▸ **ABOUT THIS TASK**
Would you reproduce all of the entries below, character for character?

▸ **THE INPUT**
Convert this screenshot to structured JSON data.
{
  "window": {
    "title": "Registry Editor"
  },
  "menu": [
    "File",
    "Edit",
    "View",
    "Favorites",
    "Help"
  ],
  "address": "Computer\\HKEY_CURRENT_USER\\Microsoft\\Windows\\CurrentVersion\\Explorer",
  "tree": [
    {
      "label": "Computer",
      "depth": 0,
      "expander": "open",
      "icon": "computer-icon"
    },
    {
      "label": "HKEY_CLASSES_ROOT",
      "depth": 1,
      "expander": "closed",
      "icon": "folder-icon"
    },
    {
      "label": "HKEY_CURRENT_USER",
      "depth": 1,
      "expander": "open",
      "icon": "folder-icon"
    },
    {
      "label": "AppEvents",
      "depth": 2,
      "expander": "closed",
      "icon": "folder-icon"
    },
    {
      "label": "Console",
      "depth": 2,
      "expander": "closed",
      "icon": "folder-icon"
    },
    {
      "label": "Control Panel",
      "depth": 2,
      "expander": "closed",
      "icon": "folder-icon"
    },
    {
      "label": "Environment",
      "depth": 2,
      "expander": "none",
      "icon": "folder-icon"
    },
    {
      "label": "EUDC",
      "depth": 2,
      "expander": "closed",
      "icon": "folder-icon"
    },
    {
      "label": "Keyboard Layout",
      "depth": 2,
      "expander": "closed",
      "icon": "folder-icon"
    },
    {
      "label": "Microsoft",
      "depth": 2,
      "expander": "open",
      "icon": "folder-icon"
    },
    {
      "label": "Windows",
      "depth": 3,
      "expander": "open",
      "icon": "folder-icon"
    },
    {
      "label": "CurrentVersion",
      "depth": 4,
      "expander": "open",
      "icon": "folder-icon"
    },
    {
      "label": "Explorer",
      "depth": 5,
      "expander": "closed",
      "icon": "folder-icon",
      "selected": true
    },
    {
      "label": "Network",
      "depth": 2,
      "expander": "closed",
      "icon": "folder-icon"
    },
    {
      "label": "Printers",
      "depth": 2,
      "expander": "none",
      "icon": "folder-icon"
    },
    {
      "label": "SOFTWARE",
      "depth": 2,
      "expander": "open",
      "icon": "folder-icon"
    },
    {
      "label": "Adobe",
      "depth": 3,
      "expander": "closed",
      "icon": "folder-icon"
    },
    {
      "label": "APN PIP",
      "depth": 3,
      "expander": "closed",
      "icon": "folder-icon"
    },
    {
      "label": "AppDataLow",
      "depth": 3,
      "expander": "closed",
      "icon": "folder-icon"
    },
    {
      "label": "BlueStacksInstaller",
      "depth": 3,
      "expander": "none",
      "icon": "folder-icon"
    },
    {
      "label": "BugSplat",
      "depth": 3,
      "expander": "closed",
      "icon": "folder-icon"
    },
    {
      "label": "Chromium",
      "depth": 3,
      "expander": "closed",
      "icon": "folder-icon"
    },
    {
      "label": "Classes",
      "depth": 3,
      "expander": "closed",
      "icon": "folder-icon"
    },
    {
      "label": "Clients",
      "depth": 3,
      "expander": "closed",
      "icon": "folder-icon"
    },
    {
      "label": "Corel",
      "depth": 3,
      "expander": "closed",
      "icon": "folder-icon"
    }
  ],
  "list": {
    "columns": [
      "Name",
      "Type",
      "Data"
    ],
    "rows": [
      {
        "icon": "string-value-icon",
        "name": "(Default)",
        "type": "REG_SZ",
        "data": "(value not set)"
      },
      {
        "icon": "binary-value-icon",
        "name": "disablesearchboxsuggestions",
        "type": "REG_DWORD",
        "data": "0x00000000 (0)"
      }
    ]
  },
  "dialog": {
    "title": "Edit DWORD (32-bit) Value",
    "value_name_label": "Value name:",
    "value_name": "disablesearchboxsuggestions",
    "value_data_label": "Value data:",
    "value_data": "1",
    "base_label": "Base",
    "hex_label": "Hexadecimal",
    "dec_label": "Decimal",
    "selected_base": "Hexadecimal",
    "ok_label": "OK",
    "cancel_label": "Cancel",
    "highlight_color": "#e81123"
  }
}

▸ **REPLY**
Convert this screenshot to structured JSON data.
{
  "window": {
    "title": "Registry Editor"
  },
  "menu": [
    "File",
    "Edit",
    "View",
    "Favorites",
    "Help"
  ],
  "address": "Computer\\HKEY_CURRENT_USER\\Microsoft\\Windows\\CurrentVersion\\Explorer",
  "tree": [
    {
      "label": "Computer",
      "depth": 0,
      "expander": "open",
      "icon": "computer-icon"
    },
    {
      "label": "HKEY_CLASSES_ROOT",
      "depth": 1,
      "expander": "closed",
      "icon": "folder-icon"
    },
    {
      "label": "HKEY_CURRENT_USER",
      "depth": 1,
      "expander": "open",
      "icon": "folder-icon"
    },
    {
      "label": "AppEvents",
      "depth": 2,
      "expander": "closed",
      "icon": "folder-icon"
    },
    {
      "label": "Console",
      "depth": 2,
      "expander": "closed",
      "icon": "folder-icon"
    },
    {
      "label": "Control Panel",
      "depth": 2,
      "expander": "closed",
      "icon": "folder-icon"
    },
    {
      "label": "Environment",
      "depth": 2,
      "expander": "none",
      "icon": "folder-icon"
    },
    {
      "label": "EUDC",
      "depth": 2,
      "expander": "closed",
      "icon": "folder-icon"
    },
    {
      "label": "Keyboard Layout",
      "depth": 2,
      "expander": "closed",
      "icon": "folder-icon"
    },
    {
      "label": "Microsoft",
      "depth": 2,
      "expander": "open",
      "icon": "folder-icon"
    },
    {
      "label": "Windows",
      "depth": 3,
      "expander": "open",
      "icon": "folder-icon"
    },
    {
      "label": "CurrentVersion",
      "depth": 4,
      "expander": "open",
      "icon": "folder-icon"
    },
    {
      "label": "Explorer",
      "depth": 5,
      "expander": "closed",
      "icon": "folder-icon",
      "selected": true
    },
    {
      "label": "Network",
      "depth": 2,
      "expander": "closed",
      "icon": "folder-icon"
    },
    {
      "label": "Printers",
      "depth": 2,
      "expander": "none",
      "icon": "folder-icon"
    },
    {
      "label": "SOFTWARE",
      "depth": 2,
      "expander": "open",
      "icon": "folder-icon"
    },
    {
      "label": "Adobe",
      "depth": 3,
      "expander": "closed",
      "icon": "folder-icon"
    },
    {
      "label": "APN PIP",
      "depth": 3,
      "expander": "closed",
      "icon": "folder-icon"
    },
    {
      "label": "AppDataLow",
      "depth": 3,
      "expander": "closed",
      "icon": "folder-icon"
    },
    {
      "label": "BlueStacksInstaller",
      "depth": 3,
      "expander": "none",
      "icon": "folder-icon"
    },
    {
      "label": "BugSplat",
      "depth": 3,
      "expander": "closed",
      "icon": "folder-icon"
    },
    {
      "label": "Chromium",
      "depth": 3,
      "expander": "closed",
      "icon": "folder-icon"
    },
    {
      "label": "Classes",
      "depth": 3,
      "expander": "closed",
      "icon": "folder-icon"
    },
    {
      "label": "Clients",
      "depth": 3,
      "expander": "closed",
      "icon": "folder-icon"
    },
    {
      "label": "Corel",
      "depth": 3,
      "expander": "closed",
      "icon": "folder-icon"
    }
  ],
  "list": {
    "columns": [
      "Name",
      "Type",
      "Data"
    ],
    "rows": [
      {
        "icon": "string-value-icon",
        "name": "(Default)",
        "type": "REG_SZ",
        "data": "(value not set)"
      },
      {
        "icon": "binary-value-icon",
        "name": "disablesearchboxsuggestions",
        "type": "REG_DWORD",
        "data": "0x00000000 (0)"
      }
    ]
  },
  "dialog": {
    "title": "Edit DWORD (32-bit) Value",
    "value_name_label": "Value name:",
    "value_name": "disablesearchboxsuggestions",
    "value_data_label": "Value data:",
    "value_data": "1",
    "base_label": "Base",
    "hex_label": "Hexadecimal",
    "dec_label": "Decimal",
    "selected_base": "Hexadecimal",
    "ok_label": "OK",
    "cancel_label": "Cancel",
    "highlight_color": "#e81123"
  }
}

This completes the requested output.